Component data from apps and pages:
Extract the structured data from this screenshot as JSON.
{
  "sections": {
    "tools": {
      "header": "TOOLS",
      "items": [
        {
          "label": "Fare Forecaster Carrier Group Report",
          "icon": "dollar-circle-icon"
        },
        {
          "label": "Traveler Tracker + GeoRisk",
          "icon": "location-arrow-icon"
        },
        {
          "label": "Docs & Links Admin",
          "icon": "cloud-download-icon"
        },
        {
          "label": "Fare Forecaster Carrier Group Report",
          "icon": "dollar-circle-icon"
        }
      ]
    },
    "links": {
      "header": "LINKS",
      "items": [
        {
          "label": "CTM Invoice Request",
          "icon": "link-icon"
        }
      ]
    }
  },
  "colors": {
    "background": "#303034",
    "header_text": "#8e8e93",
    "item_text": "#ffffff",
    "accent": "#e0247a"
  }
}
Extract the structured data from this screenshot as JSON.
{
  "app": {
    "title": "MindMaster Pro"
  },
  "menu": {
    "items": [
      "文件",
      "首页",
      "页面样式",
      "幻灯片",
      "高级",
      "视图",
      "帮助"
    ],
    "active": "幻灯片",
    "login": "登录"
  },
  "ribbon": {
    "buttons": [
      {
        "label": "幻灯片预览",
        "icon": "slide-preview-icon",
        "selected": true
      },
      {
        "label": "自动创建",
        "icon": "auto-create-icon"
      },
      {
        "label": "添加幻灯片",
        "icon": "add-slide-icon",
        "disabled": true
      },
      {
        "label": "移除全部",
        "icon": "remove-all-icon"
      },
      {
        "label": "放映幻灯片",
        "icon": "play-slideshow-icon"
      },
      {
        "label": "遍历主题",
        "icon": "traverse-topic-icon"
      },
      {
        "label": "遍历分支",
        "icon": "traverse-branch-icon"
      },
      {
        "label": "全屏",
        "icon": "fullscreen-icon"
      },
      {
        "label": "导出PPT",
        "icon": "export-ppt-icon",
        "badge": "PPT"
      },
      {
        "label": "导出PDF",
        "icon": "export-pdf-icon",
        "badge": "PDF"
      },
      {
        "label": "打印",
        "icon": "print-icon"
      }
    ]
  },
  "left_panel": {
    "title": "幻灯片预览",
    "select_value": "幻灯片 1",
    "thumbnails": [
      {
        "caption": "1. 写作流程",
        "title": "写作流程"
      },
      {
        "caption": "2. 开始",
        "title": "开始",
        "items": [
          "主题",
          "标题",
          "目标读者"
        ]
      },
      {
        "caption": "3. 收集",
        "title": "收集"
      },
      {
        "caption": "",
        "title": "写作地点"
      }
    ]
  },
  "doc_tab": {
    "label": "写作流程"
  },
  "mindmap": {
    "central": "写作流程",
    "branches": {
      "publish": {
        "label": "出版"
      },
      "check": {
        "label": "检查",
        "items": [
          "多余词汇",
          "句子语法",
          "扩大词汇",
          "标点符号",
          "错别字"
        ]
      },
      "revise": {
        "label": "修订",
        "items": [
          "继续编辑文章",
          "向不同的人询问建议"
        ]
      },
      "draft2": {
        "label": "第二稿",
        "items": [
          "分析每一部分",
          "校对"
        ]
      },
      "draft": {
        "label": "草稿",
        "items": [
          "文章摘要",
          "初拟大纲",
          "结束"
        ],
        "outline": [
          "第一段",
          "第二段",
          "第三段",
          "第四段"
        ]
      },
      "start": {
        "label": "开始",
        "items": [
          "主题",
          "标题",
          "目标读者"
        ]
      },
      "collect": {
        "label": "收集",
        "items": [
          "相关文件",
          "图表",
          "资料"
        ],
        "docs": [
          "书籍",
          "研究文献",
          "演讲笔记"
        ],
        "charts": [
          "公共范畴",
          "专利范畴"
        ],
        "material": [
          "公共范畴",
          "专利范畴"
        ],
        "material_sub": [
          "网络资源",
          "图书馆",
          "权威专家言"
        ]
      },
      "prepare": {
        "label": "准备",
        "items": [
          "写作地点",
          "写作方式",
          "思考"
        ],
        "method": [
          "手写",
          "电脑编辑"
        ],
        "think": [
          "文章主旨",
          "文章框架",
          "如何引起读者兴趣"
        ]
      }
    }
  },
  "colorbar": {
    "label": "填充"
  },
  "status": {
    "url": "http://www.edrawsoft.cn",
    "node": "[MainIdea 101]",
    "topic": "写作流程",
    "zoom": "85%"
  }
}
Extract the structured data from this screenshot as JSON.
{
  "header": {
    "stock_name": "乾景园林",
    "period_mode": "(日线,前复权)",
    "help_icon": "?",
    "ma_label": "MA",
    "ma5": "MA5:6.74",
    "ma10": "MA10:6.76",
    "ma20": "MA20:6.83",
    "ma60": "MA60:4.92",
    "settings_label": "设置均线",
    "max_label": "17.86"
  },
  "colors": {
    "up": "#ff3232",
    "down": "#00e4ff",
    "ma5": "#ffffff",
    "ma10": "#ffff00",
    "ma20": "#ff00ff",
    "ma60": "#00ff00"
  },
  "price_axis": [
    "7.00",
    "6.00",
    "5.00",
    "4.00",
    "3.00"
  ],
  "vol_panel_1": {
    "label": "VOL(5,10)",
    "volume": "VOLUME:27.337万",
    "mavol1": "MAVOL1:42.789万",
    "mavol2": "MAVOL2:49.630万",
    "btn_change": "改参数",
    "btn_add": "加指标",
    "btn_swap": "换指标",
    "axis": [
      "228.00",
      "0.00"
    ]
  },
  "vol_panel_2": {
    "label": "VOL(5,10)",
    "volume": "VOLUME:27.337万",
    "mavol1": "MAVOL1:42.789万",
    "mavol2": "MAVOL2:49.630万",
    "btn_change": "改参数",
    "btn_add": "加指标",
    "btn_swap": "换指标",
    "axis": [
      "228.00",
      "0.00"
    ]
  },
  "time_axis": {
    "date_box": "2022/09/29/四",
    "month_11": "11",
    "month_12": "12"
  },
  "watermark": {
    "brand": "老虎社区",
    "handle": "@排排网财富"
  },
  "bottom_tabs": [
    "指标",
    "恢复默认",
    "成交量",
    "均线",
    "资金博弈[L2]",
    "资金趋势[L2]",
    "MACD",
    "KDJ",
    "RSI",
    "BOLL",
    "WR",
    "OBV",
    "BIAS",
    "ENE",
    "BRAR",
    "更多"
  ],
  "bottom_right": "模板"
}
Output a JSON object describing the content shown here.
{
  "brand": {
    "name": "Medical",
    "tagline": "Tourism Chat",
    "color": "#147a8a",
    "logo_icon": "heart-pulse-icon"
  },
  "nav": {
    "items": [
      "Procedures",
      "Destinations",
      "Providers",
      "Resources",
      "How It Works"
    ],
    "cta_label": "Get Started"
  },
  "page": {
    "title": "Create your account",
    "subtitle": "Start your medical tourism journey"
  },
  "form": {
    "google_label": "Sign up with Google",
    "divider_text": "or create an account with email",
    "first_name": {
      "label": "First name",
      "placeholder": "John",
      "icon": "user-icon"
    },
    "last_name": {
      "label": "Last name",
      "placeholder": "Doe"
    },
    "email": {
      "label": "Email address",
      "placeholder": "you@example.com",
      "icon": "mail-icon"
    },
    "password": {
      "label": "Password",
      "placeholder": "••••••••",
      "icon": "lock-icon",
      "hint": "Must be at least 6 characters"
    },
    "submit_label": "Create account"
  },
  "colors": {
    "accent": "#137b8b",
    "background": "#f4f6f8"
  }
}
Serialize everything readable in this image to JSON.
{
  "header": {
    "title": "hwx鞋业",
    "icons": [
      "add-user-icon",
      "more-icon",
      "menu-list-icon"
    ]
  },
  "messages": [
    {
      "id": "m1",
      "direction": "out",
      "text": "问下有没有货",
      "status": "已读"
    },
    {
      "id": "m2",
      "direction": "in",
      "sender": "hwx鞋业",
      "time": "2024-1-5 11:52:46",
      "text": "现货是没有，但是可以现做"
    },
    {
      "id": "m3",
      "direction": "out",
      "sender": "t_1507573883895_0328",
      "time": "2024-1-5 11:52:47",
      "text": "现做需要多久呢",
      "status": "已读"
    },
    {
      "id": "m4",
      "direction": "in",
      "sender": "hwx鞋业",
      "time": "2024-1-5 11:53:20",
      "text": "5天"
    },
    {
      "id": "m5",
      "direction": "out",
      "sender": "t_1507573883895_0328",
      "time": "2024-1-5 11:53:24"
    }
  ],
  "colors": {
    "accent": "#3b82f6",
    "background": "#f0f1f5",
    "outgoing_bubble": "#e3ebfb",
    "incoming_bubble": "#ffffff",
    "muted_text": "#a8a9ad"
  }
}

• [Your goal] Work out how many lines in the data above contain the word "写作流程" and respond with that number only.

• [Solution] 5